Honey Fungus mushrooms are bioluminescent (the gills glow in the dark), although their ghostly greenish light emissions are usually far too weak to be visible to the human eye in a normal woodland environment, even on a moonless night. To see this effect it is necessary to sit close to some of the mushrooms in total darkness (in a windowless room) until your eyes have become accustomed to the dark and your pupils are fully dilated.
A rash of fungus appears along Inman’s Road, the path along the bottom edge of Eaves Wood, every autumn. I think it’s Honey Fungus. It’s never occurred to me before to bring some home to test the bioluminescence, but I think this year I will.

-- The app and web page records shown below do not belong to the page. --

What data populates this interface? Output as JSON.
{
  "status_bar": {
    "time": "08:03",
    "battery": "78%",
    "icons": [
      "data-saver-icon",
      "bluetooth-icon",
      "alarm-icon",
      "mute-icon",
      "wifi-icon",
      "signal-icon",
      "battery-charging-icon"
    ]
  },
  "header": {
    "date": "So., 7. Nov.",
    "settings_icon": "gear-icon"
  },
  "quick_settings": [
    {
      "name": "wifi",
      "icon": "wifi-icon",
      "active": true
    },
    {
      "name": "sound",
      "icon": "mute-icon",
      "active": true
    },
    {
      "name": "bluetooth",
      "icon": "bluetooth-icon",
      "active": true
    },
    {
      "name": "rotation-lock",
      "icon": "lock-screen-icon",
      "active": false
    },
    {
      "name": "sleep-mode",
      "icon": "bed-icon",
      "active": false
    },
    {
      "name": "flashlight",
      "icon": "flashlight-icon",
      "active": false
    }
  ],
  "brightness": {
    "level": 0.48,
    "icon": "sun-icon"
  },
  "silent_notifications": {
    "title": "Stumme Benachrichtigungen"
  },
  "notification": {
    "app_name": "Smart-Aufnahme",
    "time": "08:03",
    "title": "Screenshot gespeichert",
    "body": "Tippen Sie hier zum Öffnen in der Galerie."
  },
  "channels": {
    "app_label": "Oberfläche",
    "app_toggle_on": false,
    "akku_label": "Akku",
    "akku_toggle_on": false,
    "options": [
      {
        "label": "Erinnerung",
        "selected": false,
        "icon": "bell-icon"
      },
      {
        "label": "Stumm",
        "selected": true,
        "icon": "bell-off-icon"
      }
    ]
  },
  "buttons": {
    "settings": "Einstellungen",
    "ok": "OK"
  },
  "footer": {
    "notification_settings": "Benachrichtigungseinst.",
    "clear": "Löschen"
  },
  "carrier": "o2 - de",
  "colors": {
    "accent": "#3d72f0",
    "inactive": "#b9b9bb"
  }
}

I think that this might be Lumpy Bracket fungus, partly because in the same way that Jelly Ear fungus usually grows on Elder, this fungus typically grows on Beech, especially stumps, which is exactly what was happening here. Where a large number of Beeches have been (controversially) felled by Hawes Water, many of the stumps now host this fungus.
I thought, obviously mistakenly, that Hawes Villa had stopped keeping pigs. Happily, I’m wrong.
Walking along Bottoms Lane I was struck by the abundance and diversity of the mosses and lichens living in the hedge.
Because there were cold winds blowing all week, my Dad, who really suffers with the cold, was understandably reluctant to venture out. TBH had the bright idea that the gardens at Sizergh Castle might be relatively sheltered. She was right.
A is in a wheelchair – lent to us by the National Trust for our visit – because she had broken a bone in her ankle whilst dancing. Little S (you can see here how diminutive he is!) delighted in pushing her around at great speed and alarming her with his ‘driving’ skills.
Four fields between Holgates and Far Arnside had been seeded with what looks to me like Ribwort Plantain. A bit of lazy internet research reveals that it can be used as fodder. Certainly, when we’ve been back to the fields, after stock have been introduced, the leaves have been pretty thoroughly stripped off. I read that growing plantain can improve soil structure. And also, more surprisingly, that its seeds are used as a thickening agent in ice-cream and cosmetics.
The weather le me down a bit here. I walked around the coast in glorious sunshine, but by the time I’d climbed the Knott from White Creek, not the longest of ascents, it had completely clouded over.
And finally, on a very damp final day of the break, the flocks of Starlings which roost at Leighton Moss briefly gathered above the field behind our house, so that we had a grandstand view from our garden.